## TASK
Set down the material exactly. Keep every line.

## RECORDS PROVIDED
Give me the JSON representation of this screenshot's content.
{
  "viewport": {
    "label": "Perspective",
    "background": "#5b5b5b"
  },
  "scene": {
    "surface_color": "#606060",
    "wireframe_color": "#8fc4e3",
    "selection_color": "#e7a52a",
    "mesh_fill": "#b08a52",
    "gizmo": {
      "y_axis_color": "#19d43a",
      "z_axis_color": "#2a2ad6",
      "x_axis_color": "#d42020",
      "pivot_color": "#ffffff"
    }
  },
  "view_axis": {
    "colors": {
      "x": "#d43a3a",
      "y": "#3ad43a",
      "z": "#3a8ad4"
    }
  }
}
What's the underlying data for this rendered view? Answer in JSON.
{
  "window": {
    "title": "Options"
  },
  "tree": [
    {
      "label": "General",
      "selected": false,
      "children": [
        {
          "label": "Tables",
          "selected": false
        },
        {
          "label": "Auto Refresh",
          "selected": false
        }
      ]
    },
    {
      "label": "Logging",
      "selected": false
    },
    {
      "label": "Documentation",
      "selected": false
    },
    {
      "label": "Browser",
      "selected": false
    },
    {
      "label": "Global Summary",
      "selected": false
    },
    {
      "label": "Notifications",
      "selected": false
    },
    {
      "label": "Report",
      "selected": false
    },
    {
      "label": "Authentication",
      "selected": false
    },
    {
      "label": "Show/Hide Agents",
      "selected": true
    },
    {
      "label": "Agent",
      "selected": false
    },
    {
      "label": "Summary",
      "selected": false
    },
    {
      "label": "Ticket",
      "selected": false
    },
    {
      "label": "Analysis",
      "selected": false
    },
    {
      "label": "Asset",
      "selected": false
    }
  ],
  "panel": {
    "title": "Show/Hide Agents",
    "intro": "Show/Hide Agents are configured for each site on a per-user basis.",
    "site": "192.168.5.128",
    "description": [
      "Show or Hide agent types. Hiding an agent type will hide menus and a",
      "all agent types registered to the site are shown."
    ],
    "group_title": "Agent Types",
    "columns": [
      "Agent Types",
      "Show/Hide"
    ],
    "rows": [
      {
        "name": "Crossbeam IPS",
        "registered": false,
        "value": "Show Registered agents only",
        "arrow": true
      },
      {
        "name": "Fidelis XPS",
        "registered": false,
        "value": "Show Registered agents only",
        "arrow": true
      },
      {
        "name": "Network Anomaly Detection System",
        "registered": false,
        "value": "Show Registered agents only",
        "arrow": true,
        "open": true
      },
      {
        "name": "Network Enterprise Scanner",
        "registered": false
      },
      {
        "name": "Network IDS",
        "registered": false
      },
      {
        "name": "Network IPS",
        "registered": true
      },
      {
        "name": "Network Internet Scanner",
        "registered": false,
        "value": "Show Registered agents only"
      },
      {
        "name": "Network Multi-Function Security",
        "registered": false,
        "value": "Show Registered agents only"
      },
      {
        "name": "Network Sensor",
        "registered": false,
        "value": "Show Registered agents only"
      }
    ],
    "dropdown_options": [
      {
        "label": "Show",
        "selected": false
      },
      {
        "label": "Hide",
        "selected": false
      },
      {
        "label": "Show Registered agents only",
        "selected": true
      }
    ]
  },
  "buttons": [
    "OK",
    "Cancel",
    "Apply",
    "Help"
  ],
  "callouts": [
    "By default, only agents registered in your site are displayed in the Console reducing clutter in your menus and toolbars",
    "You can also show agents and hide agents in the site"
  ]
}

## SOLUTION
Give me the JSON representation of this screenshot's content.
{
  "viewport": {
    "label": "Perspective",
    "background": "#5b5b5b"
  },
  "scene": {
    "surface_color": "#606060",
    "wireframe_color": "#8fc4e3",
    "selection_color": "#e7a52a",
    "mesh_fill": "#b08a52",
    "gizmo": {
      "y_axis_color": "#19d43a",
      "z_axis_color": "#2a2ad6",
      "x_axis_color": "#d42020",
      "pivot_color": "#ffffff"
    }
  },
  "view_axis": {
    "colors": {
      "x": "#d43a3a",
      "y": "#3ad43a",
      "z": "#3a8ad4"
    }
  }
}
What's the underlying data for this rendered view? Answer in JSON.
{
  "window": {
    "title": "Options"
  },
  "tree": [
    {
      "label": "General",
      "selected": false,
      "children": [
        {
          "label": "Tables",
          "selected": false
        },
        {
          "label": "Auto Refresh",
          "selected": false
        }
      ]
    },
    {
      "label": "Logging",
      "selected": false
    },
    {
      "label": "Documentation",
      "selected": false
    },
    {
      "label": "Browser",
      "selected": false
    },
    {
      "label": "Global Summary",
      "selected": false
    },
    {
      "label": "Notifications",
      "selected": false
    },
    {
      "label": "Report",
      "selected": false
    },
    {
      "label": "Authentication",
      "selected": false
    },
    {
      "label": "Show/Hide Agents",
      "selected": true
    },
    {
      "label": "Agent",
      "selected": false
    },
    {
      "label": "Summary",
      "selected": false
    },
    {
      "label": "Ticket",
      "selected": false
    },
    {
      "label": "Analysis",
      "selected": false
    },
    {
      "label": "Asset",
      "selected": false
    }
  ],
  "panel": {
    "title": "Show/Hide Agents",
    "intro": "Show/Hide Agents are configured for each site on a per-user basis.",
    "site": "192.168.5.128",
    "description": [
      "Show or Hide agent types. Hiding an agent type will hide menus and a",
      "all agent types registered to the site are shown."
    ],
    "group_title": "Agent Types",
    "columns": [
      "Agent Types",
      "Show/Hide"
    ],
    "rows": [
      {
        "name": "Crossbeam IPS",
        "registered": false,
        "value": "Show Registered agents only",
        "arrow": true
      },
      {
        "name": "Fidelis XPS",
        "registered": false,
        "value": "Show Registered agents only",
        "arrow": true
      },
      {
        "name": "Network Anomaly Detection System",
        "registered": false,
        "value": "Show Registered agents only",
        "arrow": true,
        "open": true
      },
      {
        "name": "Network Enterprise Scanner",
        "registered": false
      },
      {
        "name": "Network IDS",
        "registered": false
      },
      {
        "name": "Network IPS",
        "registered": true
      },
      {
        "name": "Network Internet Scanner",
        "registered": false,
        "value": "Show Registered agents only"
      },
      {
        "name": "Network Multi-Function Security",
        "registered": false,
        "value": "Show Registered agents only"
      },
      {
        "name": "Network Sensor",
        "registered": false,
        "value": "Show Registered agents only"
      }
    ],
    "dropdown_options": [
      {
        "label": "Show",
        "selected": false
      },
      {
        "label": "Hide",
        "selected": false
      },
      {
        "label": "Show Registered agents only",
        "selected": true
      }
    ]
  },
  "buttons": [
    "OK",
    "Cancel",
    "Apply",
    "Help"
  ],
  "callouts": [
    "By default, only agents registered in your site are displayed in the Console reducing clutter in your menus and toolbars",
    "You can also show agents and hide agents in the site"
  ]
}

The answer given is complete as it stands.